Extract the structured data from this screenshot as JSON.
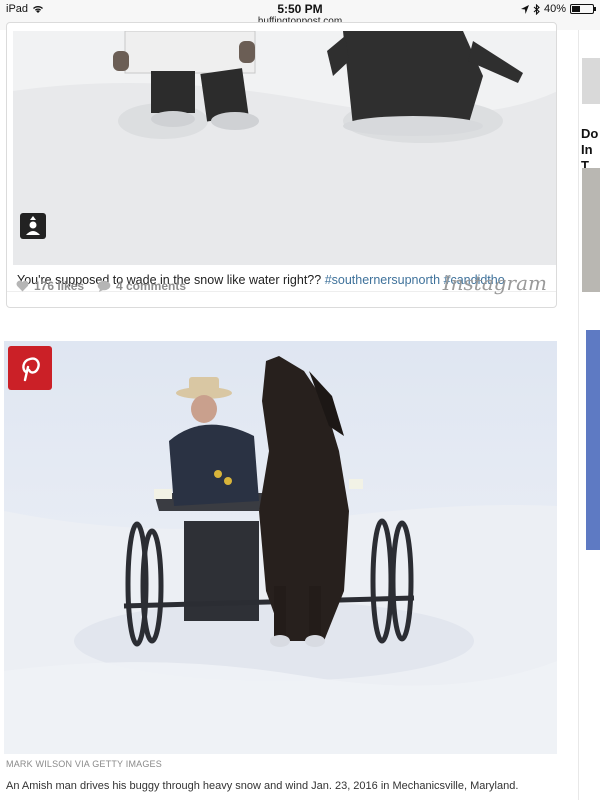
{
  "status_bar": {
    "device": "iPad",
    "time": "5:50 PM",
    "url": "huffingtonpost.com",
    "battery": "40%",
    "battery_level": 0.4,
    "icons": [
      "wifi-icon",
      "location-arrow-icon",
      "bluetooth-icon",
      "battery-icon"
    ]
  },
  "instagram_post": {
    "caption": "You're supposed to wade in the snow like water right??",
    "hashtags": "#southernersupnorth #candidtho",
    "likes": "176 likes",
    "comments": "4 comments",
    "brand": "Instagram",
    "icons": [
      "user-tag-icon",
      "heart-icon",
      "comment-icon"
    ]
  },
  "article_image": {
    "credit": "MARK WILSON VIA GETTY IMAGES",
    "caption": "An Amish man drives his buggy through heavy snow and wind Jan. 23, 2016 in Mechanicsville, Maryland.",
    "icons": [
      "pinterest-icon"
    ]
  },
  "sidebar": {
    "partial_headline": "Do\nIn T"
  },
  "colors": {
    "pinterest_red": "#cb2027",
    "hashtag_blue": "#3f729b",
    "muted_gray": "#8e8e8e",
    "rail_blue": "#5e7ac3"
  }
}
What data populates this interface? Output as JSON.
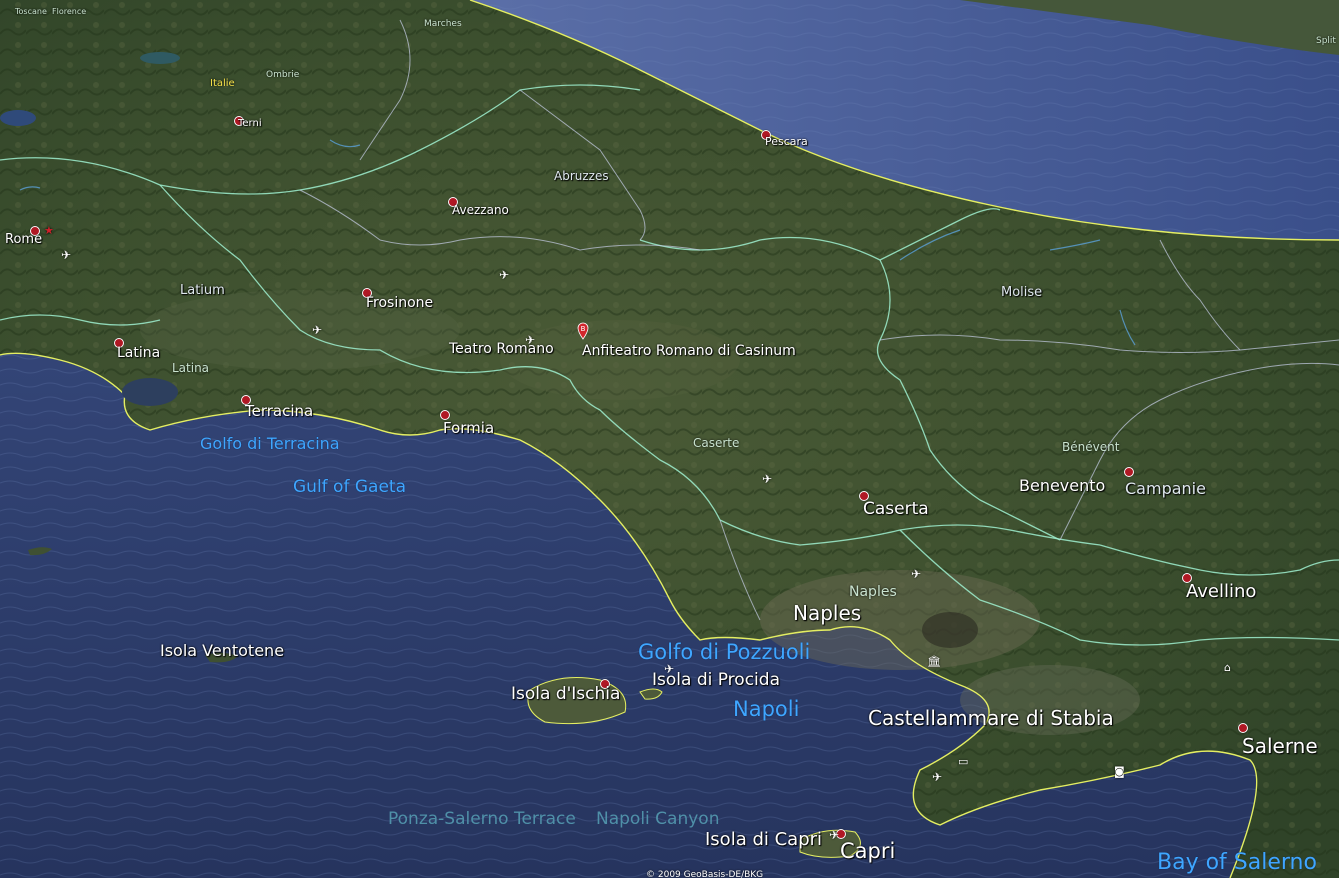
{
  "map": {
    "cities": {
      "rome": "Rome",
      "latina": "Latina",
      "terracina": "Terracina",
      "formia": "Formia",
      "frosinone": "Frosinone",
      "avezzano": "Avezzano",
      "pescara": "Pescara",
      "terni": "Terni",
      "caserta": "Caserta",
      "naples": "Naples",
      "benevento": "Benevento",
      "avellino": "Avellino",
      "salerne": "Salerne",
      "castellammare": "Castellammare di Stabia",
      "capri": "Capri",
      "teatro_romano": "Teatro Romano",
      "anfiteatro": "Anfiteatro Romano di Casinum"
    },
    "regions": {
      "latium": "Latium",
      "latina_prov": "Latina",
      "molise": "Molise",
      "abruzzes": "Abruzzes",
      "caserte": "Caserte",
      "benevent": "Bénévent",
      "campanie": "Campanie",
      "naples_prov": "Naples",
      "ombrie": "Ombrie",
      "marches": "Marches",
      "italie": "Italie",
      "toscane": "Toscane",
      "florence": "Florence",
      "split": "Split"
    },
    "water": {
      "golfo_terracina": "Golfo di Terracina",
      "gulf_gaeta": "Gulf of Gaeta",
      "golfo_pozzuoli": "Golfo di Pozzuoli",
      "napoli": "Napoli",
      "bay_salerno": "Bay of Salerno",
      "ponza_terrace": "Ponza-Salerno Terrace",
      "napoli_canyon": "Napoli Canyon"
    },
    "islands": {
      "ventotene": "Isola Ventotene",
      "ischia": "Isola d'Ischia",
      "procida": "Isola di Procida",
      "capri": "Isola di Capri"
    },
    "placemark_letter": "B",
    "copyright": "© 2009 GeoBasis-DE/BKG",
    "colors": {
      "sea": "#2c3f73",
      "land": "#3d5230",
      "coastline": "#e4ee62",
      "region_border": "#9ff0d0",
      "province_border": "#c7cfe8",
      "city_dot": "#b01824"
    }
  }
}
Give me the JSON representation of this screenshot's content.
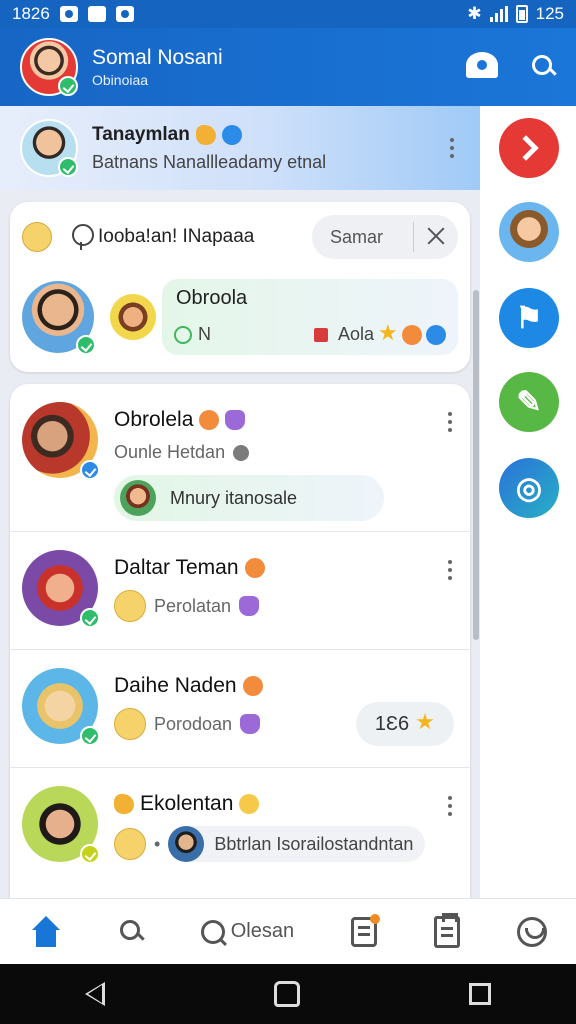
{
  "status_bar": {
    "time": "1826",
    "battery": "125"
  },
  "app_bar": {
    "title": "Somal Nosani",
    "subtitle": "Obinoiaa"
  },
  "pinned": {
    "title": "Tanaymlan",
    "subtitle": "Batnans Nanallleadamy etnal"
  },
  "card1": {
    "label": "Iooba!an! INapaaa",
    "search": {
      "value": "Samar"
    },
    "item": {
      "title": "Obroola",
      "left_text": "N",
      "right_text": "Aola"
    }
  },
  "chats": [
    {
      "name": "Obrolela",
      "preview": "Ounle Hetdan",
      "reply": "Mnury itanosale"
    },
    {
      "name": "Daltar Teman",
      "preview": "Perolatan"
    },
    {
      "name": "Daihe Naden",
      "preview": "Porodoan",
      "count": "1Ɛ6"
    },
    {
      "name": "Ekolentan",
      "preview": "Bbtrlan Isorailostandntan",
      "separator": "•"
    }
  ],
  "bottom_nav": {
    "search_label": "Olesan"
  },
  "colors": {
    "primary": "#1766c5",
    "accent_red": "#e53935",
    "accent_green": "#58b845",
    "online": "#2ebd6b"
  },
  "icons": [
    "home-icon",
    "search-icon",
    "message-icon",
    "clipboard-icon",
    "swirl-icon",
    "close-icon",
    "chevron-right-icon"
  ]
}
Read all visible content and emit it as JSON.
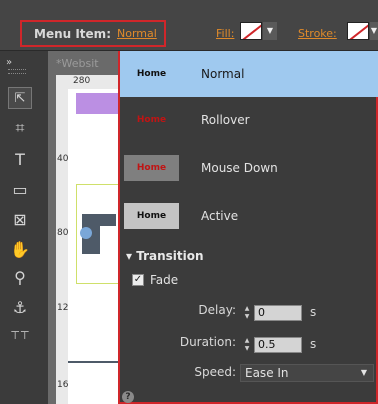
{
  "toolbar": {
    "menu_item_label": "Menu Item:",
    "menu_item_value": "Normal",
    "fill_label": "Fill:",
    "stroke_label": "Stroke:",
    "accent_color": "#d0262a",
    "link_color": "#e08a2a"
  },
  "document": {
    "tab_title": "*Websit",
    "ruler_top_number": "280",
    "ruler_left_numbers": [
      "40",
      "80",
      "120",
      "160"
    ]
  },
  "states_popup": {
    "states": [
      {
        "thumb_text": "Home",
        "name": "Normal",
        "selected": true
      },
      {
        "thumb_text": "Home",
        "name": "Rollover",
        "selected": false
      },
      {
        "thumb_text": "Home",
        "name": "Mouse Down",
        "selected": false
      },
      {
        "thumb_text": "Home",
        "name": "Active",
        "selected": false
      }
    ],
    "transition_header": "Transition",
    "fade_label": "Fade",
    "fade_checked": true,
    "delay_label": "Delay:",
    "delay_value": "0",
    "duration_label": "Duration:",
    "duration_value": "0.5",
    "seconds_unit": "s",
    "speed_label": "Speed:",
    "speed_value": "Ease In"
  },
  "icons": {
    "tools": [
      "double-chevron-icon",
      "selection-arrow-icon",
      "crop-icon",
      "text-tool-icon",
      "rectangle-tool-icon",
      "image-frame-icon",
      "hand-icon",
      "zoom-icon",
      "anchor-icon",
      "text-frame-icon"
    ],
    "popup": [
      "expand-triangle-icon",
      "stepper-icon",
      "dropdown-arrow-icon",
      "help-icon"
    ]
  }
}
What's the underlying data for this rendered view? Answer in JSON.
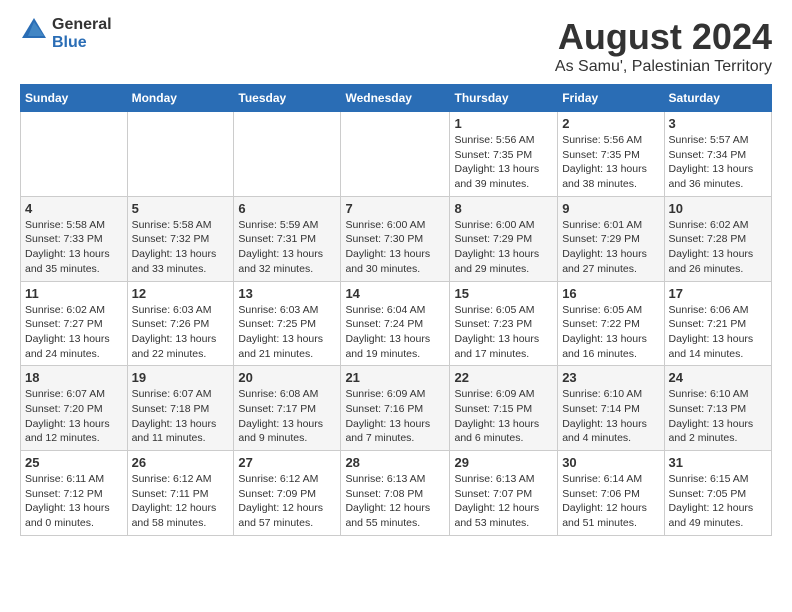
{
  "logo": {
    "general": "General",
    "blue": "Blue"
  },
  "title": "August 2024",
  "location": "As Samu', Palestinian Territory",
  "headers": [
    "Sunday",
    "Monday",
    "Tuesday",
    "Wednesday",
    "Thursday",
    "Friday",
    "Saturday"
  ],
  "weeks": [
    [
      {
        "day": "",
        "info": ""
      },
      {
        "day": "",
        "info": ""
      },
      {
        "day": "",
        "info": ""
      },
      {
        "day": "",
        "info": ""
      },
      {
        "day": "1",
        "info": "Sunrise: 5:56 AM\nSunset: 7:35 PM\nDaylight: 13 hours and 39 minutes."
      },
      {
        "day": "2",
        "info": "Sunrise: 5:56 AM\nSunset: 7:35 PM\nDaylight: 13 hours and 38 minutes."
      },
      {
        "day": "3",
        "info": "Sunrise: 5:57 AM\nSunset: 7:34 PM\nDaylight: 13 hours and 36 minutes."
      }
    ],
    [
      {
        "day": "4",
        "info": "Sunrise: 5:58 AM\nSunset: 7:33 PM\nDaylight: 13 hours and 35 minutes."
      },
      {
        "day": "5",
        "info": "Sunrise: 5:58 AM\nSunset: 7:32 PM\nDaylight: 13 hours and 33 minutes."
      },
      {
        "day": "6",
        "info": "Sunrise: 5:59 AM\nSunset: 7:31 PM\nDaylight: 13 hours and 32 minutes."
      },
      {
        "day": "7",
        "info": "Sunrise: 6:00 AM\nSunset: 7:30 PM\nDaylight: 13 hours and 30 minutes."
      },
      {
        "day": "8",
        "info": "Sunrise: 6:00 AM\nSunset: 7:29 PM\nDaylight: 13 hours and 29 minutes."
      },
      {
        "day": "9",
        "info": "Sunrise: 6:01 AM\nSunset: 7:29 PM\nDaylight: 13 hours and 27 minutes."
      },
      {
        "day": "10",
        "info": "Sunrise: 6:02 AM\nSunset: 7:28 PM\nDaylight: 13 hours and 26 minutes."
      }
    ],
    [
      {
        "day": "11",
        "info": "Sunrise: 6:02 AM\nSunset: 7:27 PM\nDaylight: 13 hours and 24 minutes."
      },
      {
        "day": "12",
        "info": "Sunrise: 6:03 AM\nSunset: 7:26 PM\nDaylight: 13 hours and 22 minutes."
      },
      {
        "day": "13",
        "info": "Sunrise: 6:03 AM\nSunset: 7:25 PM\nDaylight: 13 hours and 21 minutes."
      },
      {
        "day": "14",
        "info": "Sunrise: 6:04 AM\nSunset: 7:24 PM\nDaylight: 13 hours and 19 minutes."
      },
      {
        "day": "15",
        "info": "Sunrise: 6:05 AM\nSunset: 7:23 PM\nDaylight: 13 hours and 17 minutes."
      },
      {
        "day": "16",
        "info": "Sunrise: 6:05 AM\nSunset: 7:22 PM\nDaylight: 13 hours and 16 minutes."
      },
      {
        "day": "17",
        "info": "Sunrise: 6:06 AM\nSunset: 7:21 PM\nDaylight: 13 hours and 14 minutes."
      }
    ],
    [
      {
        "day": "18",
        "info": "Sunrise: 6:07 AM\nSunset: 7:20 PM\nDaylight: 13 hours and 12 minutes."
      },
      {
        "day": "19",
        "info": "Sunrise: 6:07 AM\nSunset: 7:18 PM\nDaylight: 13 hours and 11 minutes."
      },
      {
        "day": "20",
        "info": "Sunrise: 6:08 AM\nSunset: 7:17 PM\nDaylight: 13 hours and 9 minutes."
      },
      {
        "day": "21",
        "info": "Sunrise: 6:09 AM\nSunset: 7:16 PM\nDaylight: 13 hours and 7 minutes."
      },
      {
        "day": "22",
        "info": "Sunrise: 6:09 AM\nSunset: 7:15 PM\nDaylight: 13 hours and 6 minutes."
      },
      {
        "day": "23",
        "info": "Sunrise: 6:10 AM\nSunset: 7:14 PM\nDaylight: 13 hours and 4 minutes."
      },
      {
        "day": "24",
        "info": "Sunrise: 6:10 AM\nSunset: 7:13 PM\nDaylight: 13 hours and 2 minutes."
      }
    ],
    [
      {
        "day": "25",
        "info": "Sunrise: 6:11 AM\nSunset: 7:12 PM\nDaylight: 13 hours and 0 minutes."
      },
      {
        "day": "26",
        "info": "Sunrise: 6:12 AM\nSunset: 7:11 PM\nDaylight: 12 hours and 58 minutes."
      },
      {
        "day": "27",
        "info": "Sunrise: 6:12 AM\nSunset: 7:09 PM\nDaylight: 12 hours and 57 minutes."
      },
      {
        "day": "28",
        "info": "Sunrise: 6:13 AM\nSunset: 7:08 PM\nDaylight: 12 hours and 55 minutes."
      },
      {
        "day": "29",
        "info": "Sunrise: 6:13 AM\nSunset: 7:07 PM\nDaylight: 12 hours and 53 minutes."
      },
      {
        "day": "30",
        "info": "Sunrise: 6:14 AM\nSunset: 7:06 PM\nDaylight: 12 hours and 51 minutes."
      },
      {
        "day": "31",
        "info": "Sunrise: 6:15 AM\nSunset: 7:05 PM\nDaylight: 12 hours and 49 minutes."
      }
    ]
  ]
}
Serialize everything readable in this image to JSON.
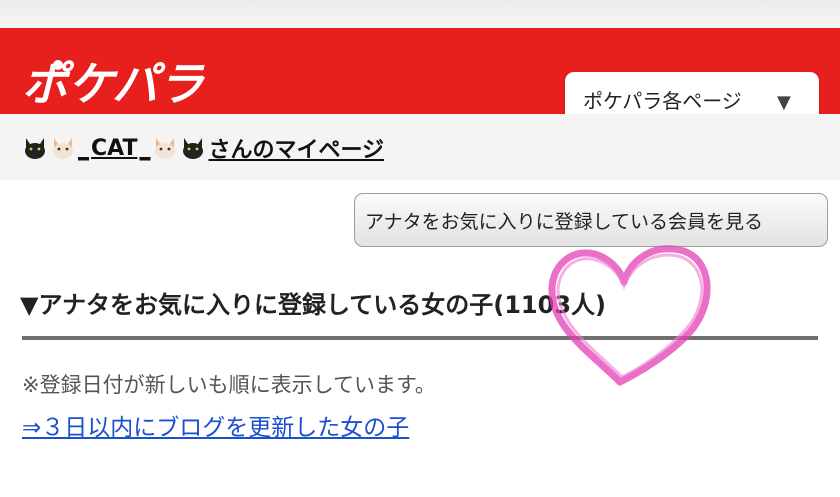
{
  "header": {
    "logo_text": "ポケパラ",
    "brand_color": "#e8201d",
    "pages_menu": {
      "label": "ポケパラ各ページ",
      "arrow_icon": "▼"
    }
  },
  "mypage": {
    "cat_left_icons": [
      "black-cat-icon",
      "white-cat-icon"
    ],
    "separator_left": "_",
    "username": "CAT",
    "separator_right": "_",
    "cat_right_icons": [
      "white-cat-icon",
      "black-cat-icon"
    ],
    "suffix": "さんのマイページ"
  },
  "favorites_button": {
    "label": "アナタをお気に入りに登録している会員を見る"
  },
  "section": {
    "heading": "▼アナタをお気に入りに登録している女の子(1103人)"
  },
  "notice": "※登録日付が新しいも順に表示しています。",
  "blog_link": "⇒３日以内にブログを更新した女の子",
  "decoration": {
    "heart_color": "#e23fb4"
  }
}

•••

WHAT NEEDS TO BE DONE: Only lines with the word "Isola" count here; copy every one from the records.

ANSWER FOR THIS EXERCISE:
      "ventotene": "Isola Ventotene",
      "ischia": "Isola d'Ischia",
      "procida": "Isola di Procida",
      "capri": "Isola di Capri"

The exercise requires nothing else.